═══ Data for the task

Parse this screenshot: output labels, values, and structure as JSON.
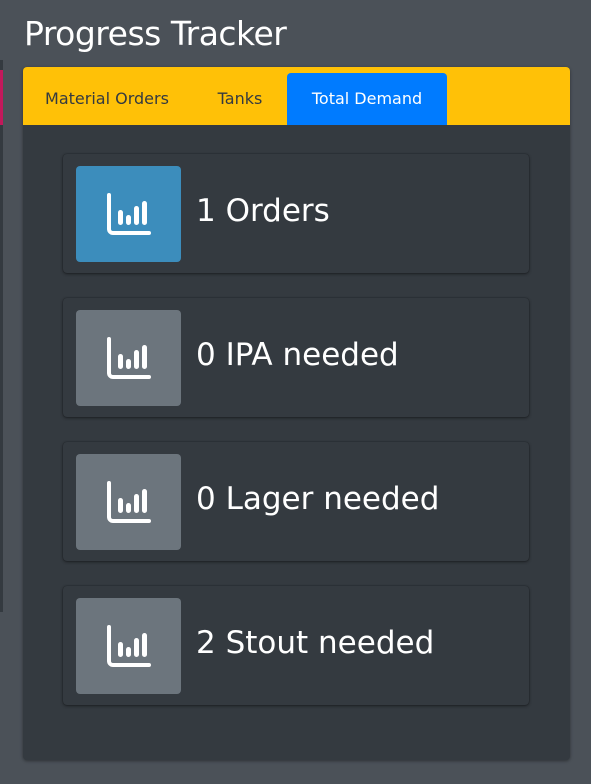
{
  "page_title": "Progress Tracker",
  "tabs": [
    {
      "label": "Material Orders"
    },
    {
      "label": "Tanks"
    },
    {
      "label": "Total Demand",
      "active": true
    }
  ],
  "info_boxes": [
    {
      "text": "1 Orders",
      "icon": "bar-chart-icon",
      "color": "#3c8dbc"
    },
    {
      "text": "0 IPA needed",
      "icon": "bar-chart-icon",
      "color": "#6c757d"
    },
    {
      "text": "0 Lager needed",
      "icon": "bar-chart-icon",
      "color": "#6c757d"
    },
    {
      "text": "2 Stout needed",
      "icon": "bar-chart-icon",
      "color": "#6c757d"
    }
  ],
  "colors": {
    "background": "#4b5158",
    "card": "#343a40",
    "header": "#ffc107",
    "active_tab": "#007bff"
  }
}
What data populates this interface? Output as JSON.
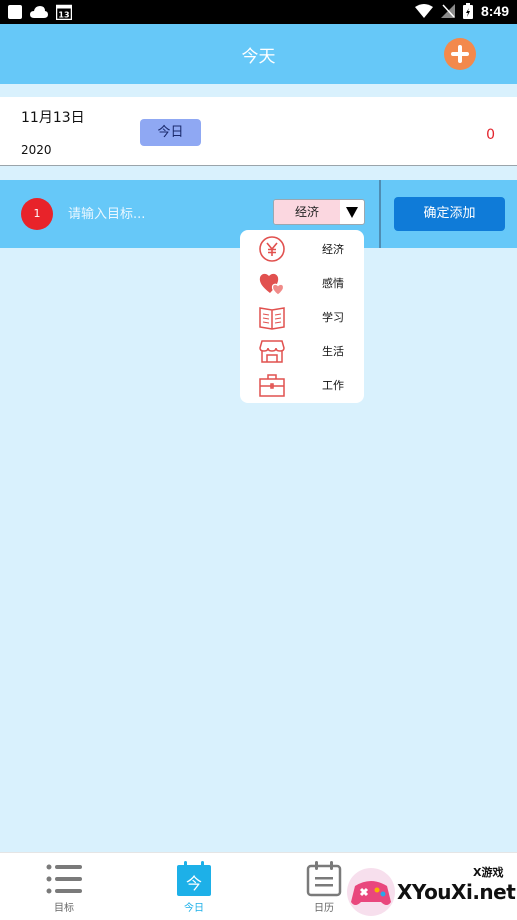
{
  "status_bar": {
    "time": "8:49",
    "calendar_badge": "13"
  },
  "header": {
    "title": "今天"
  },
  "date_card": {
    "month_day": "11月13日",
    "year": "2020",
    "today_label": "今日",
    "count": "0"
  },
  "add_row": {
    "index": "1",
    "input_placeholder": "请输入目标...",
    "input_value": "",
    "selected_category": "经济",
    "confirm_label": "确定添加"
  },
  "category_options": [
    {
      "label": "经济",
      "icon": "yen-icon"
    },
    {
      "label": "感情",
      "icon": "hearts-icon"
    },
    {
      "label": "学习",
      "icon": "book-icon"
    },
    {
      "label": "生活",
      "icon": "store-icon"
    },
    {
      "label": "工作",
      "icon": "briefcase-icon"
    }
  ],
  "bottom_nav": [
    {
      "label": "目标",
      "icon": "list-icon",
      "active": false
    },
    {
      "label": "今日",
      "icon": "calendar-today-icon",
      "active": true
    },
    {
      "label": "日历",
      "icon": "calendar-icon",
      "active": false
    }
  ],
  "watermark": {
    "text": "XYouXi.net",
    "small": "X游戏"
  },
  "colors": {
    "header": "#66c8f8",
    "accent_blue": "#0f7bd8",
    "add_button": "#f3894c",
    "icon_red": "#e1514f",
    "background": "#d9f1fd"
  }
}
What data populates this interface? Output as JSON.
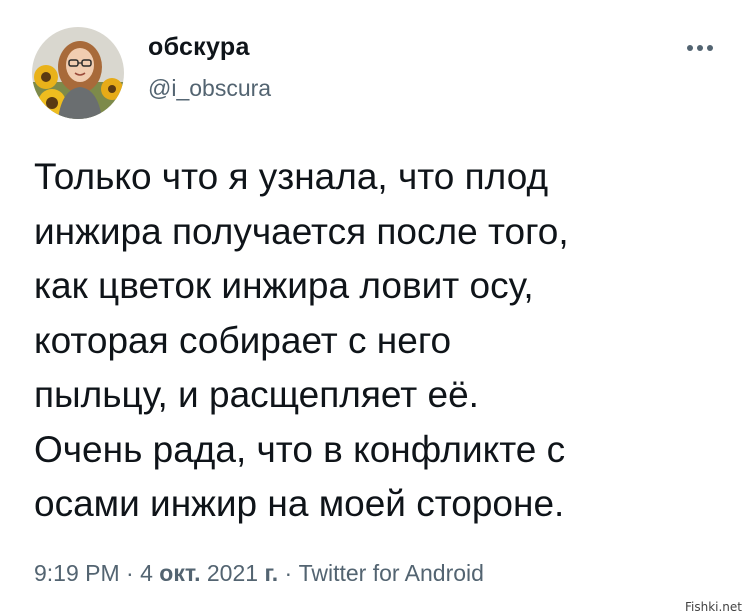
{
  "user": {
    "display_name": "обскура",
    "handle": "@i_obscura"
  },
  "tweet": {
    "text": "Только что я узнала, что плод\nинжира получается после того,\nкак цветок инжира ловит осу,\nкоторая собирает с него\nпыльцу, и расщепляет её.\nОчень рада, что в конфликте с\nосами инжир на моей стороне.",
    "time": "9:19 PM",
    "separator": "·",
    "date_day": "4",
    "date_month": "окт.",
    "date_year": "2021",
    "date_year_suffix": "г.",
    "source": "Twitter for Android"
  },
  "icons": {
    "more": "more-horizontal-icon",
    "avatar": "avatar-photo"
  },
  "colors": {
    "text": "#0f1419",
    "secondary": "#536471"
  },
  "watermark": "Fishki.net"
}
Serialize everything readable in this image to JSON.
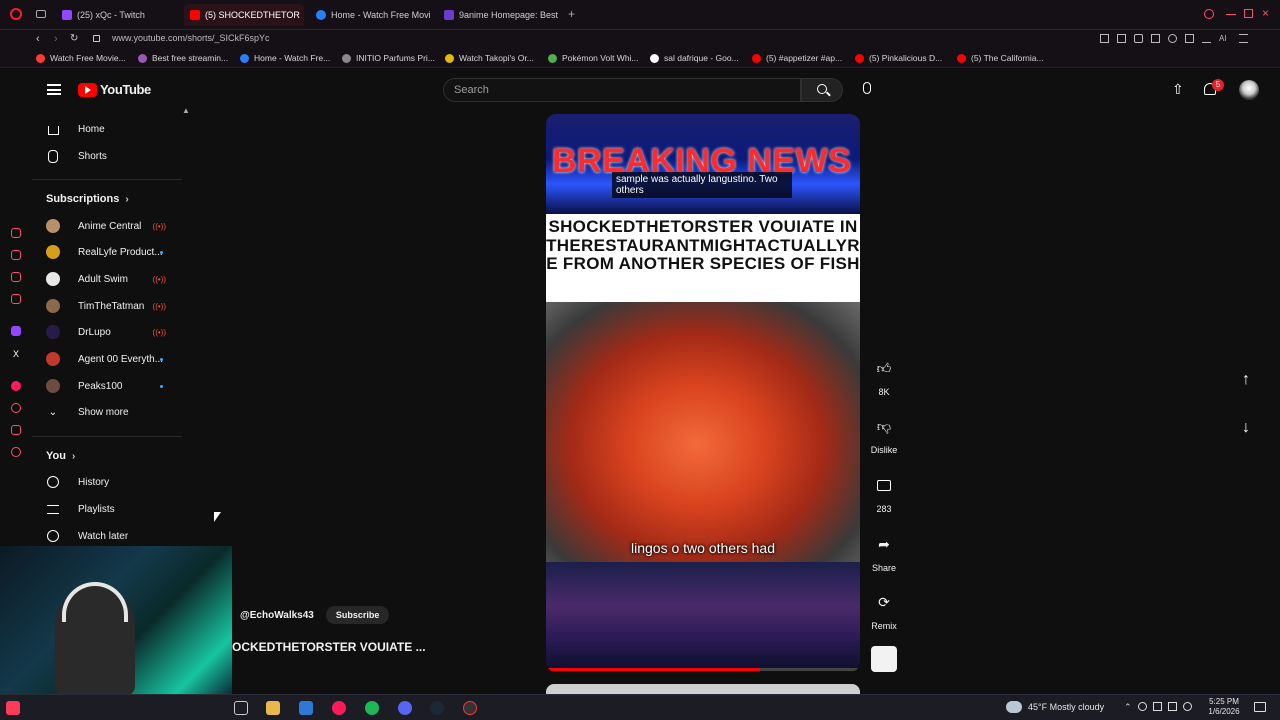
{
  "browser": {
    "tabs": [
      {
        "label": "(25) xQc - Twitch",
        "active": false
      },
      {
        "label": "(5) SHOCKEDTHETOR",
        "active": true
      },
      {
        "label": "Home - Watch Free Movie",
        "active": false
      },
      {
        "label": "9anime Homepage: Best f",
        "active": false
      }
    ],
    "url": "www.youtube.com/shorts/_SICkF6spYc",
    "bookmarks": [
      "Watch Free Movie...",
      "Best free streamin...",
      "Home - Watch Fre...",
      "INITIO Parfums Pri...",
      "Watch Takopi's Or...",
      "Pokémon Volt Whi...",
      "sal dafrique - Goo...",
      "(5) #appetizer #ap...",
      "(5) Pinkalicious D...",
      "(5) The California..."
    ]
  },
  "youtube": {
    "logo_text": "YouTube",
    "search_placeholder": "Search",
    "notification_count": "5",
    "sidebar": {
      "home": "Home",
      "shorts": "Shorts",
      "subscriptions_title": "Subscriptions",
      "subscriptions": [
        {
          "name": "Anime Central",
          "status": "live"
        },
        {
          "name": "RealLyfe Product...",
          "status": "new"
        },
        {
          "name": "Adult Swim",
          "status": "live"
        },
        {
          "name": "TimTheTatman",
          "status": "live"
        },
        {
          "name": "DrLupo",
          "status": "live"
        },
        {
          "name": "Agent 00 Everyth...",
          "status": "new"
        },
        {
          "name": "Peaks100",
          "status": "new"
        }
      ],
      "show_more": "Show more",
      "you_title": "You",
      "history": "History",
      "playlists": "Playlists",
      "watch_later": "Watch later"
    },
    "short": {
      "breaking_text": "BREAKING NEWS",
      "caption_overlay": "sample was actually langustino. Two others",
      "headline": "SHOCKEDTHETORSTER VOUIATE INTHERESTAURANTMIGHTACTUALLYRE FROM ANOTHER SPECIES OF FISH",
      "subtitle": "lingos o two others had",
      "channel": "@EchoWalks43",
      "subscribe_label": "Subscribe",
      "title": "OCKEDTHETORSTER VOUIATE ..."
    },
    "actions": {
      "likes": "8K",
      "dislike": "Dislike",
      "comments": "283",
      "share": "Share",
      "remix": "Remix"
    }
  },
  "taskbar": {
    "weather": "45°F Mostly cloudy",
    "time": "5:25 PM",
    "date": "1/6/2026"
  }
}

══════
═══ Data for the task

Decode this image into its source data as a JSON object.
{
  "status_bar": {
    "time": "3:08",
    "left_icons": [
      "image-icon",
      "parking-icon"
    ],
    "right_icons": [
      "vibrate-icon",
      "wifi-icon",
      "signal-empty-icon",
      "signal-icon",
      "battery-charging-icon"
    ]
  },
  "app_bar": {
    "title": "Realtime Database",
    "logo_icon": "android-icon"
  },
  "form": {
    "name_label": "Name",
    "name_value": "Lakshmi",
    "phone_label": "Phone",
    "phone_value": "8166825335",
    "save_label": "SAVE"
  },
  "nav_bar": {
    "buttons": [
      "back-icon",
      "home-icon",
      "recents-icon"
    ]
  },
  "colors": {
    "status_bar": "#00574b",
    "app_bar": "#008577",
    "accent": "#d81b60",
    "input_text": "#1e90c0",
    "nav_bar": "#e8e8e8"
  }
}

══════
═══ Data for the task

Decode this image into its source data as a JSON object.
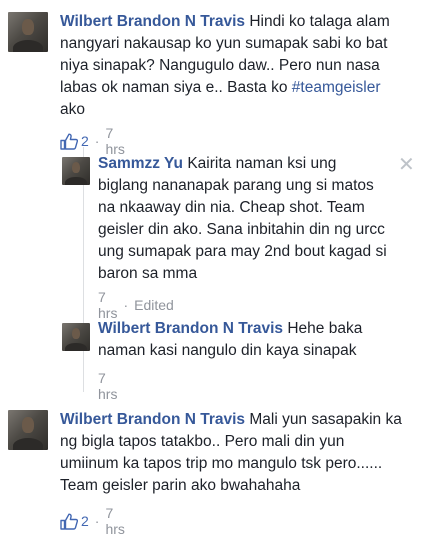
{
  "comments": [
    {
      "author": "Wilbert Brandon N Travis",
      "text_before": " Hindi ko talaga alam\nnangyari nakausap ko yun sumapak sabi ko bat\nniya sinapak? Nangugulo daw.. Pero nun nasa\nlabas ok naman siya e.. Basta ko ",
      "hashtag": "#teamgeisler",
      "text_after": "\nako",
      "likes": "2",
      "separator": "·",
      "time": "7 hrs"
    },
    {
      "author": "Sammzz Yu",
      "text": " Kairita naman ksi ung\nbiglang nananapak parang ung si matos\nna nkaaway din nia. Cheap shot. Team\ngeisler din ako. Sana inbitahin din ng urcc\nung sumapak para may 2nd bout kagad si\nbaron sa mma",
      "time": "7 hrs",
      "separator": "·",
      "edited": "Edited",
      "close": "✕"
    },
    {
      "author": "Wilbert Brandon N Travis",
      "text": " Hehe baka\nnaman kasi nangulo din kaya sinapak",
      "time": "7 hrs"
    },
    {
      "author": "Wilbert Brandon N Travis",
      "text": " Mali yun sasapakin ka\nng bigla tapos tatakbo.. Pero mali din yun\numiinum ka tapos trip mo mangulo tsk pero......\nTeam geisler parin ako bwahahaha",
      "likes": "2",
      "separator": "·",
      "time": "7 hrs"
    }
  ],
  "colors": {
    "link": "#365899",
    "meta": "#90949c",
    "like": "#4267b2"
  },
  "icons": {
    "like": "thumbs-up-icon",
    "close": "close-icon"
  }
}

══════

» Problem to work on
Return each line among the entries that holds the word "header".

» Output of the exercise
    "header": "#ffc107",
  "header": {
    "header": "#66c8f8",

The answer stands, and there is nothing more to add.